Why New York?
We all recognise from the movies the lovely Lady Liberty, Empire State Building and the frantic feel of Times Square in New York. A big yellow taxi zooms by as you make your way down to the subway. Street music, a trip to Broadway for a show or an open top bus tour around this great city are all the typical attractions for visitors to the city. But what about getting around if you are using a wheelchair?
Booking your trip
You are probably well versed in making travel arrangements to cater for your accessibility challenges but if you are not sure, remember to check that your booking providers are aware of any necessary provisions for you.
An exciting city by any means, New York is set to delight visitors yet many wheelchair users pass on the opportunity to holiday here. I think the scale and pace of the city rustle and bustle turns people off but fear not, New York is very wheelchair friendly.
The Great Hall on Ellis Island at one time had queues of immigrants from all over the world, speaking in foreign languages as they waited to be processed.
Over 12 million immigrants came to America through this island, once America’s chief gateway in the period of 1892 to 1924. At present, over 100 million American citizens claim their ancestral roots to these immigrants who traversed Ellis Island before scattering throughout America.
Statue of Liberty
The statue was actually gifted by the French to America and is widely known to symbolise freedom and democracy. October 28, 1886 was when the statue was gifted to the country and in 1924, it was named as a National Monument. Since 1933, employees of the NPS have been caring for its copper.
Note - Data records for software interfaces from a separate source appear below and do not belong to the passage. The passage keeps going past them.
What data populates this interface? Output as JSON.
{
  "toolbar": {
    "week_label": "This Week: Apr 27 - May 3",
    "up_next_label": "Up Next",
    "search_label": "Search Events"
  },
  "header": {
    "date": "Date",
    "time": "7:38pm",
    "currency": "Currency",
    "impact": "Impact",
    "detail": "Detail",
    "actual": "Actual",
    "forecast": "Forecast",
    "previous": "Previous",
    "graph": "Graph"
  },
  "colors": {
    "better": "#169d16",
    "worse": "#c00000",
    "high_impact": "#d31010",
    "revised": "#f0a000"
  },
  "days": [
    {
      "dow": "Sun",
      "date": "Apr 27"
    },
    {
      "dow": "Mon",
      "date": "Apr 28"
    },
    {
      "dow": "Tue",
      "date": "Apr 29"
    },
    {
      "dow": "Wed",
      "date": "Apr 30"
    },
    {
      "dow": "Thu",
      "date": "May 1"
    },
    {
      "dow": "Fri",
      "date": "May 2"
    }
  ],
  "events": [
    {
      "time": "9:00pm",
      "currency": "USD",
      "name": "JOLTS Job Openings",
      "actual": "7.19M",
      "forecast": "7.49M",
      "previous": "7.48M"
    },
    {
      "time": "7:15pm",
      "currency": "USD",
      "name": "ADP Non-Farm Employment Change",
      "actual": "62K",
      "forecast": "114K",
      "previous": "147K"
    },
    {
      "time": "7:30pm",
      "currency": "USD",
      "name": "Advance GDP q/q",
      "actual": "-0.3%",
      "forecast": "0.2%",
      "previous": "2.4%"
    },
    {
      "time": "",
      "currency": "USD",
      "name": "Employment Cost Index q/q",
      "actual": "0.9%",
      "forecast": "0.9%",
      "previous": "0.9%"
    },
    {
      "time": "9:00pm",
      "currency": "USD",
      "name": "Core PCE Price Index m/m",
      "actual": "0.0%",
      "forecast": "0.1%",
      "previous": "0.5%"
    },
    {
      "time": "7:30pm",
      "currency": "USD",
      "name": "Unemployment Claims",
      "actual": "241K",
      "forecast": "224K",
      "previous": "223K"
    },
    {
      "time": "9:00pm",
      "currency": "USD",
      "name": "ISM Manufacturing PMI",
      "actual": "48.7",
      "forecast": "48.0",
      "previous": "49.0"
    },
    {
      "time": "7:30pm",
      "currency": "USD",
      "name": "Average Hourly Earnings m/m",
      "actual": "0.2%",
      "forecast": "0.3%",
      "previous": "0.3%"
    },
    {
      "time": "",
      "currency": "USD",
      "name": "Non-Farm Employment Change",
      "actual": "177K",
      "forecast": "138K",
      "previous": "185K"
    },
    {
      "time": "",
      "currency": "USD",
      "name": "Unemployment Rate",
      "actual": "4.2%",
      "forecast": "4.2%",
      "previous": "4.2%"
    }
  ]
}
Only in recent years has the Statue of Liberty become wheelchair accessible, after a year of renovations at the site. These renovations included the installation of new staircases and an elevator for wheelchair users wishing to visit the observation points.
Getting around New York by Wheelchair
It is very possible for wheelchair users to get around NYC, as some subway stations have elevators and/or ramps and there are plenty of wheelchair accessible taxis available. You can even pre-plan your subway trips by checking out the accessibility guide on the www.nyc.gov website.
Many wheelchair users would opt to take buses around the city instead as most of them have automated ramps, allowing easily boarding.
As you can see, prior to your trip, New York is a lot more wheelchair friendly than you might think. But once you land in the city, discover how easy it is to get around, whether by taxi, subway or on a bus. Public transport in general is very good and on time. Enjoy everything this great city has to offer.